| Task |
In how many lines of the records does "JSON" appear? Answer with one number.

Extracted records
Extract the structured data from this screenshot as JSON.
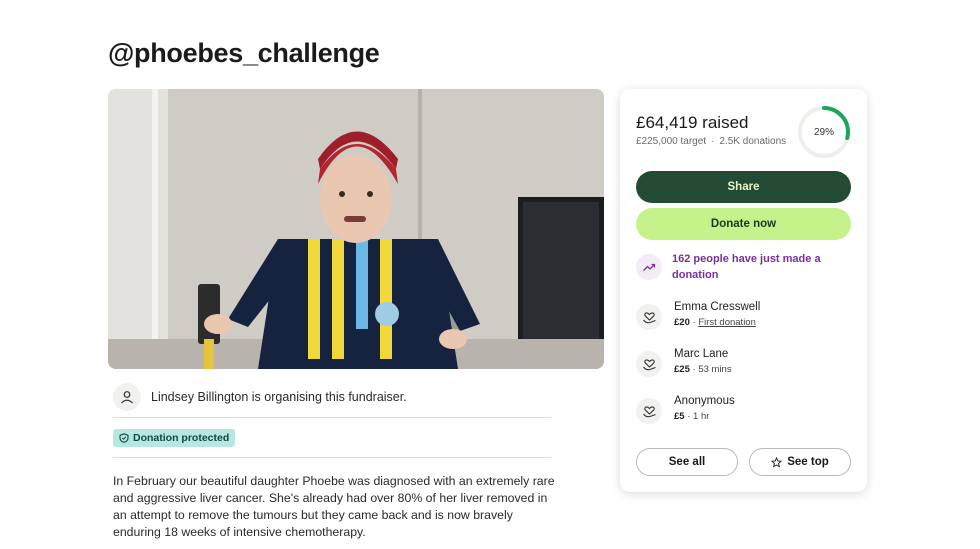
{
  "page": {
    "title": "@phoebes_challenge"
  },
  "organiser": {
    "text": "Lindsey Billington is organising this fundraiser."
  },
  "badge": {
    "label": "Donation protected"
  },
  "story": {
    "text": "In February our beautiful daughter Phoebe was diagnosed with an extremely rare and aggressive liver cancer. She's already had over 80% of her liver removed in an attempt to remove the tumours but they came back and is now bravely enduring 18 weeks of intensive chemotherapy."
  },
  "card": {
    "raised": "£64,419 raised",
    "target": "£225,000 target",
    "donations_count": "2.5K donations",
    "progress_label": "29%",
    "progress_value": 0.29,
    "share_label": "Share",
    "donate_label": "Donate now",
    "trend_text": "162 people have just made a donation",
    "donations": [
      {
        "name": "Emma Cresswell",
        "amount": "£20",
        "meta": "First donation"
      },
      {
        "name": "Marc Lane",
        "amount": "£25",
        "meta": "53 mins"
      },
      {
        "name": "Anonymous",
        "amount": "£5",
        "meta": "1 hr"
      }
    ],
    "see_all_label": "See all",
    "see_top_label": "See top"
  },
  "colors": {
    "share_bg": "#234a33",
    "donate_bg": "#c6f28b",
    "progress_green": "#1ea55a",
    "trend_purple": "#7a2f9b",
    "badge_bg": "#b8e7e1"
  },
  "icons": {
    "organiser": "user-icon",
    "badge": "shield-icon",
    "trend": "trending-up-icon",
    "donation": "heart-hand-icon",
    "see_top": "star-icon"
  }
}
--
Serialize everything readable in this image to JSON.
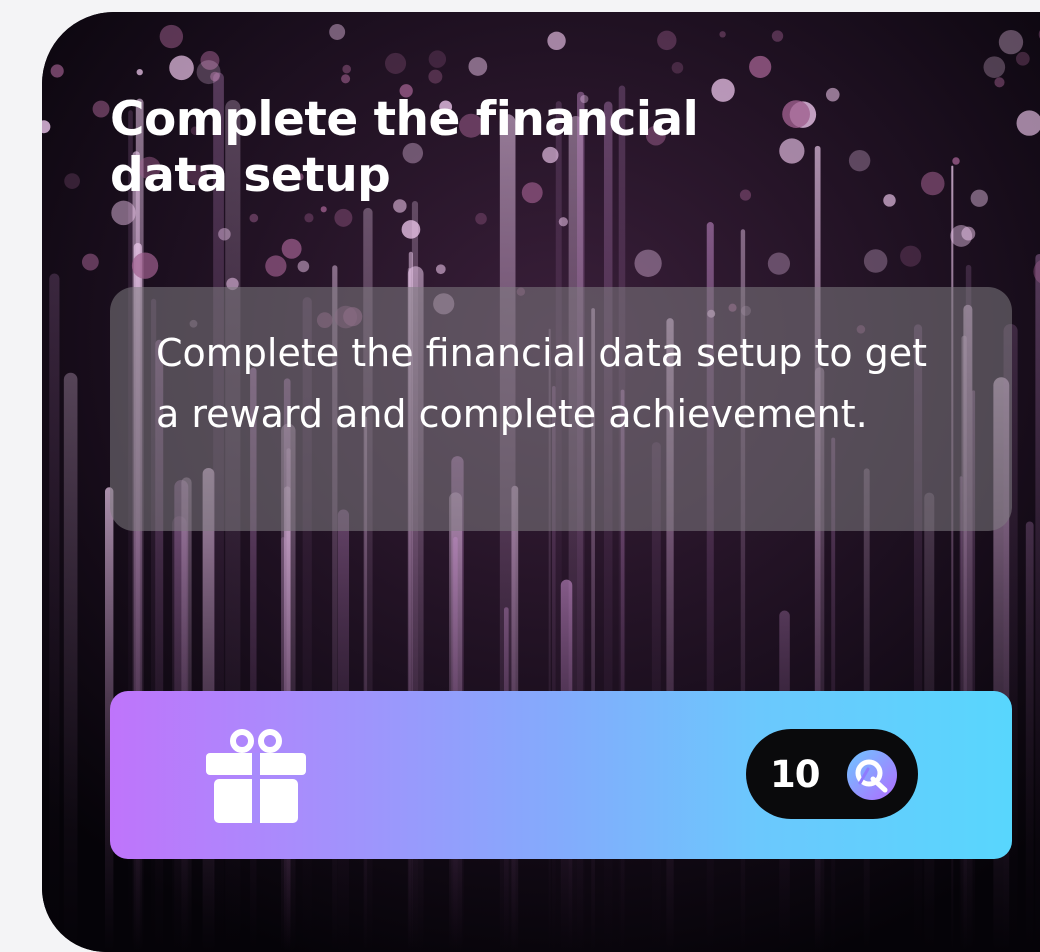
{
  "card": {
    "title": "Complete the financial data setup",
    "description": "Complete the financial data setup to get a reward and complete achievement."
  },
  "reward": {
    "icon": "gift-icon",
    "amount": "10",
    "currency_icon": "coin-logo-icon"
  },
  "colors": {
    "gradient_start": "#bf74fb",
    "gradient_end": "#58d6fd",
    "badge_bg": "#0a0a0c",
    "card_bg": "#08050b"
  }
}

| Solution below |
2